Such mementos help people of faith see God at work over the long haul.
It’s a perspective John Wesley would appreciate. His devout wish to end legalized slavery in North America took almost a century to come to fruition.
The British Empire did not outlaw the slave trade until 1807, 16 years after Wesley’s death. The fight over slavery actually split Wesley’s movement in the United States in 1844. The United States finally officially abolished slavery with the ratification of the Constitution’s 13th Amendment on Dec. 6, 1865.
Even that did not settle the dispute among Wesley’s followers, but the Methodist Church ultimately reunited in 1939.
“I think what history helps us to do is to take a longer view,” Day said. “Look at what we’ve come through in the past. Why should we think that God’s grace isn’t going to lead us into the future?”
Adapted, Heather Hahn, multimedia news reporter for United Methodist News Service.
One of seven apportioned giving opportunities of The United Methodist Church, the General Administration Fund implements trustworthy administrative oversight, supports the legislative processes of the church and curates The United Methodist Church’s rich history.

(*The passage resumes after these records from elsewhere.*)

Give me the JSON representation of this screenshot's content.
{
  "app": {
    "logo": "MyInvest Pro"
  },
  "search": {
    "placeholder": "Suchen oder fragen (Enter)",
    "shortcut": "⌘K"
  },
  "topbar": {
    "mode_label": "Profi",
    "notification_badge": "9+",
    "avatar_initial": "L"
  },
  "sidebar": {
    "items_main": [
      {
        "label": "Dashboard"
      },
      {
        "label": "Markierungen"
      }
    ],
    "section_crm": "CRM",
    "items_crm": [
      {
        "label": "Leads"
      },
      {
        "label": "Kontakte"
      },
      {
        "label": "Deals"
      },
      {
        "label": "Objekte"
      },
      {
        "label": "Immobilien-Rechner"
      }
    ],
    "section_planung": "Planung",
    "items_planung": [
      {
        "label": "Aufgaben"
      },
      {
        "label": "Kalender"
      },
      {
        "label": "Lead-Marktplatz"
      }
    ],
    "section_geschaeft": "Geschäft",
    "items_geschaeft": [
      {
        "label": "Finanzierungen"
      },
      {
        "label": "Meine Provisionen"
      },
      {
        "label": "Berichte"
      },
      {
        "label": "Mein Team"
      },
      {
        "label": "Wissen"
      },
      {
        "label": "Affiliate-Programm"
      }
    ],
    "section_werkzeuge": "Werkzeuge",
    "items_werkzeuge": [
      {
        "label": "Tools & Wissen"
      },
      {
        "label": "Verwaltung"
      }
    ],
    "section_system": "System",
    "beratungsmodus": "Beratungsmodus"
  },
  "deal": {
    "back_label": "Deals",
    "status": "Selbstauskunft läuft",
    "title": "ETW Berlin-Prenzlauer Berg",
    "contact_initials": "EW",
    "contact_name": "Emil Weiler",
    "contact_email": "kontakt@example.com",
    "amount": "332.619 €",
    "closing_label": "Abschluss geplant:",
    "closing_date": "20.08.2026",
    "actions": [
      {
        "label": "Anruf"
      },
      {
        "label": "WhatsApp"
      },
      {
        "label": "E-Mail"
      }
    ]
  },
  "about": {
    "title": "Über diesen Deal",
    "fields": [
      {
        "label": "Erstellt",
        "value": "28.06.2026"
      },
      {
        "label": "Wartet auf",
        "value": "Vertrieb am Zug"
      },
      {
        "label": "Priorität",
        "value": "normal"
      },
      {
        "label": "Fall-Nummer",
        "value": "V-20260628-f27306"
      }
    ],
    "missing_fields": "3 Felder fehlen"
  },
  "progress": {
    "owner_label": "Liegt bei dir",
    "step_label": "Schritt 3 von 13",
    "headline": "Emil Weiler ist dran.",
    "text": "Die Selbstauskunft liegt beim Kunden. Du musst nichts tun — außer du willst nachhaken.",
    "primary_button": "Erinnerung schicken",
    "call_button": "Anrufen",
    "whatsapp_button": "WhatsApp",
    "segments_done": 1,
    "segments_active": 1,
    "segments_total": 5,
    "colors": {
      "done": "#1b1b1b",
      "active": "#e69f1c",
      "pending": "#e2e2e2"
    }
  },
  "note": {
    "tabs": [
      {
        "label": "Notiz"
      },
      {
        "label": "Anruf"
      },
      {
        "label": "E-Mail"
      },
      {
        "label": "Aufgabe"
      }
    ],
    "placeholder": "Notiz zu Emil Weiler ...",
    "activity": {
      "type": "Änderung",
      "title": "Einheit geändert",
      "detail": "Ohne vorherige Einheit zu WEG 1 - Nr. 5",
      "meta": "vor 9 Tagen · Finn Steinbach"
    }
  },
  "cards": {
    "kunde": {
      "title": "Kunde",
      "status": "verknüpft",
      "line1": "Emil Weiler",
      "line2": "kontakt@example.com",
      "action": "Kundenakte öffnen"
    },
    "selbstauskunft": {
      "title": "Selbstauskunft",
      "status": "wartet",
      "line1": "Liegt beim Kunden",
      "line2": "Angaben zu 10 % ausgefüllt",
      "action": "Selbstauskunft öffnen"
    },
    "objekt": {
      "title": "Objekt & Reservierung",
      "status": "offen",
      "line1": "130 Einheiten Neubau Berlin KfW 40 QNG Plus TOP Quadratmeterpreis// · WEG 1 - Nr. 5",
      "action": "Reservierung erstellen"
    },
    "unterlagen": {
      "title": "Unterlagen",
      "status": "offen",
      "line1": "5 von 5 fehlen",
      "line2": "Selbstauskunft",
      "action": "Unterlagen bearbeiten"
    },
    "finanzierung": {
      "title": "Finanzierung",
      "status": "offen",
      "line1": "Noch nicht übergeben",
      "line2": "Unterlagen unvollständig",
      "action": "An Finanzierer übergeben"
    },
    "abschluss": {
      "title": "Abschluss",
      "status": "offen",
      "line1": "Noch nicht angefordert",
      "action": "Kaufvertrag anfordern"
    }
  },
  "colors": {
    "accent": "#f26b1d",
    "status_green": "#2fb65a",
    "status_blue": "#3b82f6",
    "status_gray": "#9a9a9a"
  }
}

Please encourage your leaders and congregations to support the General Administration Fund apportionment at 100 percent.